● **GOAL OF THE EXERCISE**: Wherever a line in the records contains the word "name", return that line.

─── INFORMATION PROVIDED ───

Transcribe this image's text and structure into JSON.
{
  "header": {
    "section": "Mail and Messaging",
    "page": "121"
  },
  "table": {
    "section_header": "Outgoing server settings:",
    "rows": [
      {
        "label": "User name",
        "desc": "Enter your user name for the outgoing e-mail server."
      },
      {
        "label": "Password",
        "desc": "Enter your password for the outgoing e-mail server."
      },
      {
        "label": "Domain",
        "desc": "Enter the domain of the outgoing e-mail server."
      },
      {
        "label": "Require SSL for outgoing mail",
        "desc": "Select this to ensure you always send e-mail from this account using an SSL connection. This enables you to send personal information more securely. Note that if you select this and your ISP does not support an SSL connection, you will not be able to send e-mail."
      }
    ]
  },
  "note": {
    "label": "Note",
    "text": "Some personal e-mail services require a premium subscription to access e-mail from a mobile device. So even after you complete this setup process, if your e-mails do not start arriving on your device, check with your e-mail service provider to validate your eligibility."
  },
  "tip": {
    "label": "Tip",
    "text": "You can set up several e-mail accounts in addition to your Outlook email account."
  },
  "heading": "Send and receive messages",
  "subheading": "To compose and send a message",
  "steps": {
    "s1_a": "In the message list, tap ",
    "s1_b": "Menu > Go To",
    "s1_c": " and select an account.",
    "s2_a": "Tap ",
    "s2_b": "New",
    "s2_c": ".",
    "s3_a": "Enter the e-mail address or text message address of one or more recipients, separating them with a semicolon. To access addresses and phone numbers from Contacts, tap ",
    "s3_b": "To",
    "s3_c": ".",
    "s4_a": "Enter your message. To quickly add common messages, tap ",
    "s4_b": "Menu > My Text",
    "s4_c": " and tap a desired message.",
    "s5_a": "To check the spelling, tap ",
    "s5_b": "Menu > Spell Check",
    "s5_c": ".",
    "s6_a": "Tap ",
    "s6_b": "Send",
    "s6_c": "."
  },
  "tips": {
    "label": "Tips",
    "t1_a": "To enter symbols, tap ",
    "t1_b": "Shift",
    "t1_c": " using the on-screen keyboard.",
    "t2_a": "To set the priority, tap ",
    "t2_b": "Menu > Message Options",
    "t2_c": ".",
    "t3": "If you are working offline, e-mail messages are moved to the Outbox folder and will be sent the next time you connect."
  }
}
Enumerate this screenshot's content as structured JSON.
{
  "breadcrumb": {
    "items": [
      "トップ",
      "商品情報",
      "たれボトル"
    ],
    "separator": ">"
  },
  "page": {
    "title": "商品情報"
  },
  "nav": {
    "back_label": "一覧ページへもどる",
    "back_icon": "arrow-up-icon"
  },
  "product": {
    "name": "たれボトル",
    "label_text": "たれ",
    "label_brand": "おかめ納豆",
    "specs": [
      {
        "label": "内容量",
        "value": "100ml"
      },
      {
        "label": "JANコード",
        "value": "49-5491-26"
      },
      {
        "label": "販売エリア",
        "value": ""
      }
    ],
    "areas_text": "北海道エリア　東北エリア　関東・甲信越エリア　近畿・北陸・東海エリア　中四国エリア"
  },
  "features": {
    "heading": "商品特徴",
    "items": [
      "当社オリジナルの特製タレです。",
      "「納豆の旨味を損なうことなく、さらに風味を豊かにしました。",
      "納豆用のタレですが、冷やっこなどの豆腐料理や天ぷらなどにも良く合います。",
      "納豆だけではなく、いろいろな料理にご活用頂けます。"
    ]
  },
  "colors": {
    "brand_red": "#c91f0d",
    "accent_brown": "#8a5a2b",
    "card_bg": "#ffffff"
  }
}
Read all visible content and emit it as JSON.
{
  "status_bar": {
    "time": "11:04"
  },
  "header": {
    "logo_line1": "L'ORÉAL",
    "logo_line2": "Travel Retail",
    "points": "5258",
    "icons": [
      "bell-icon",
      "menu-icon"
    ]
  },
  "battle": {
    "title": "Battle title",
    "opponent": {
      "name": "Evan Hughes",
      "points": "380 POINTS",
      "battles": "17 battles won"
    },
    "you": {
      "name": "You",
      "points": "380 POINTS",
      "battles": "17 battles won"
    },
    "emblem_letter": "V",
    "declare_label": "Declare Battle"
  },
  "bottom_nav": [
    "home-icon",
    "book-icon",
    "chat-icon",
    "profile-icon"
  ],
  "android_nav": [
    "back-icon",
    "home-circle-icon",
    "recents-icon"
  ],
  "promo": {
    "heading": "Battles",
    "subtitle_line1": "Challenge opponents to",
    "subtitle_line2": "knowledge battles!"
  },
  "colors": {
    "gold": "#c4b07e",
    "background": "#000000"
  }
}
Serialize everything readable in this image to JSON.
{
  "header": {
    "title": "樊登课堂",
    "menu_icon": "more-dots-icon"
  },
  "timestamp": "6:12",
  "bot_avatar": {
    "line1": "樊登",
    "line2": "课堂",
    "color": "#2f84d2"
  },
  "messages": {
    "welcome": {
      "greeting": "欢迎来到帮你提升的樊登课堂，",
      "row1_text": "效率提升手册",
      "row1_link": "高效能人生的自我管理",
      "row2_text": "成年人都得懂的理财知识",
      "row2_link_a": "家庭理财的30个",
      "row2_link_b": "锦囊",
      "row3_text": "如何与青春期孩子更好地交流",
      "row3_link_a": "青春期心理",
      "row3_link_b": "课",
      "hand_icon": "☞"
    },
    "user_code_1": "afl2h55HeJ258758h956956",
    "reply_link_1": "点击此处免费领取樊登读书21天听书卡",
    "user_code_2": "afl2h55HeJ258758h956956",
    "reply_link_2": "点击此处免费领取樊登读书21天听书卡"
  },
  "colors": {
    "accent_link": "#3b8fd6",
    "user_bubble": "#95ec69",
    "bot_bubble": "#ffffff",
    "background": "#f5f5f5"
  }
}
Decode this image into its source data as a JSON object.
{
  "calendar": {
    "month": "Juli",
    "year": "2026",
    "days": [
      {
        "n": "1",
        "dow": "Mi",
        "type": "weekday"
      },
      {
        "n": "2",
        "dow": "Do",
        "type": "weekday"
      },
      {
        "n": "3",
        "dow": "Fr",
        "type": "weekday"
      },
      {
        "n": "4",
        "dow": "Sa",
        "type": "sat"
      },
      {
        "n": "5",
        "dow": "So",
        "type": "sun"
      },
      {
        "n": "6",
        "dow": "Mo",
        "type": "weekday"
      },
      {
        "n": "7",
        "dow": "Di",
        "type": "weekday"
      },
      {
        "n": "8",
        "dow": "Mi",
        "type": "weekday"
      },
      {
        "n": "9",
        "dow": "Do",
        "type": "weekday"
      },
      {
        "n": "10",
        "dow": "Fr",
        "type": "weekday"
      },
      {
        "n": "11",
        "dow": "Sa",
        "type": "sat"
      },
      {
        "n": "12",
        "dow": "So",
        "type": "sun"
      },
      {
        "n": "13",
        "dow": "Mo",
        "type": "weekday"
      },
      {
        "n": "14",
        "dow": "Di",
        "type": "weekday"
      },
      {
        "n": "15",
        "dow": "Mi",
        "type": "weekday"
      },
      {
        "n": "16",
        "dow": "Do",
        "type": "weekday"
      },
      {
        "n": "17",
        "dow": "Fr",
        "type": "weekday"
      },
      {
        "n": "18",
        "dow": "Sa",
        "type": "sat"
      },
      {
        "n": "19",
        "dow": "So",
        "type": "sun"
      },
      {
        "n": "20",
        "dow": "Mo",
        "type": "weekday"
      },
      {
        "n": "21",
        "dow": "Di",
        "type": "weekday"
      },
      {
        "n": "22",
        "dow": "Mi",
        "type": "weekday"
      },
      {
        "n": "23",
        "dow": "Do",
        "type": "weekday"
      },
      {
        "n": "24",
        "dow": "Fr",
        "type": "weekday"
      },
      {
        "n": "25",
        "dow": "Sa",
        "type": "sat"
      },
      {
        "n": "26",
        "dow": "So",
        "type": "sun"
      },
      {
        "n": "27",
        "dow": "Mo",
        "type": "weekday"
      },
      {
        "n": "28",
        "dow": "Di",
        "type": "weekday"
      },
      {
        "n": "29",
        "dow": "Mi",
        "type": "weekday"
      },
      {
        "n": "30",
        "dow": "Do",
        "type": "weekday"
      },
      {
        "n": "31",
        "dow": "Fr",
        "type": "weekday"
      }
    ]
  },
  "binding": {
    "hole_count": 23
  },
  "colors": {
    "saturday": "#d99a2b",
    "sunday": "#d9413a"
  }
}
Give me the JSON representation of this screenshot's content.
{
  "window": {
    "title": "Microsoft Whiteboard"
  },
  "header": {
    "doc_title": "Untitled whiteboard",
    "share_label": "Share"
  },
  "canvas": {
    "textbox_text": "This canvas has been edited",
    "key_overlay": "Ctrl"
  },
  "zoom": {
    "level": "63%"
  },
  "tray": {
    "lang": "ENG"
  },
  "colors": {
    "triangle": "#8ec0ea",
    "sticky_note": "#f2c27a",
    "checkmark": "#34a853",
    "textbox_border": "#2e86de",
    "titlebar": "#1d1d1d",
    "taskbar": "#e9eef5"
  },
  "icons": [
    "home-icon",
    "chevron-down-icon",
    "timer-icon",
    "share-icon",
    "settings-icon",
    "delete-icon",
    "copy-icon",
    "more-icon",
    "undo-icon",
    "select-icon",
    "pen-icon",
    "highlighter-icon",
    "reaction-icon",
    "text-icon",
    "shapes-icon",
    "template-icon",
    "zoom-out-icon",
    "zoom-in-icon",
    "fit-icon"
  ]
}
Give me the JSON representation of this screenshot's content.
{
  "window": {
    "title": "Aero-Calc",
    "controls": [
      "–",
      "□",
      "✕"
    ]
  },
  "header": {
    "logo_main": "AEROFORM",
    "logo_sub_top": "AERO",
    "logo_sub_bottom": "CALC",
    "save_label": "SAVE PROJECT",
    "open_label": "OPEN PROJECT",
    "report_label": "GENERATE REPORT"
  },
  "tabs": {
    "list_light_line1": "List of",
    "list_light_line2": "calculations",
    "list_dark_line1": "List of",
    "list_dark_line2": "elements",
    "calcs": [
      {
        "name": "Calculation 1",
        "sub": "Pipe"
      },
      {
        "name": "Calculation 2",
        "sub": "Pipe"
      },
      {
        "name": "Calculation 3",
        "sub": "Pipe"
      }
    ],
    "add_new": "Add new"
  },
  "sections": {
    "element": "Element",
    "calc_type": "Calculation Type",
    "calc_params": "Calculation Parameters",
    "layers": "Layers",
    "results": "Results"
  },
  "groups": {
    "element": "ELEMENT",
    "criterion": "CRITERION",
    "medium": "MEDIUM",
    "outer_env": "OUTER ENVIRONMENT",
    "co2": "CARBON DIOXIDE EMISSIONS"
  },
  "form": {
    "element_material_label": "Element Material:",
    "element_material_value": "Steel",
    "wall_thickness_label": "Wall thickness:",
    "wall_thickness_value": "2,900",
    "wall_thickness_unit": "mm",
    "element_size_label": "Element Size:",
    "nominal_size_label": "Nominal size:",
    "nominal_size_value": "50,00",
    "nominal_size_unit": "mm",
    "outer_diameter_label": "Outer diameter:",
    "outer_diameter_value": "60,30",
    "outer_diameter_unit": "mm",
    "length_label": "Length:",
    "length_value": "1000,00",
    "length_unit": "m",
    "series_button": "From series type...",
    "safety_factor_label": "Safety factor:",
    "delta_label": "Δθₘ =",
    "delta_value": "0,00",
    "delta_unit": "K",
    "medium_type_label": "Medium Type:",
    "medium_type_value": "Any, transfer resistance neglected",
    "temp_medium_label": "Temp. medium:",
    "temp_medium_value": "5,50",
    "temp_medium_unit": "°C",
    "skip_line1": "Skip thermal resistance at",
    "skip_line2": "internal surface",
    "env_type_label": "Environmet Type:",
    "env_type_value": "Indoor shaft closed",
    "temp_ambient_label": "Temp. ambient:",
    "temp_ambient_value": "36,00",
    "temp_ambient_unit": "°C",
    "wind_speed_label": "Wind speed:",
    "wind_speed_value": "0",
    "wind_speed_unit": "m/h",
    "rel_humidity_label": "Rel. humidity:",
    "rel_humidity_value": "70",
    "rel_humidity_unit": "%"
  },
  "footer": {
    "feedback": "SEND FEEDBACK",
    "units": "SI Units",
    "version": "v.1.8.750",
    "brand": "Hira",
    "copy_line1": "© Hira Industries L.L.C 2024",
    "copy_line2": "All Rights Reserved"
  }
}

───

● **SOLVED EXERCISE**:
        "label": "User name",
        "desc": "Enter your user name for the outgoing e-mail server."
    "name": "たれボトル",
      "name": "Evan Hughes",
      "name": "You",
        "name": "Calculation 1",
        "name": "Calculation 2",
        "name": "Calculation 3",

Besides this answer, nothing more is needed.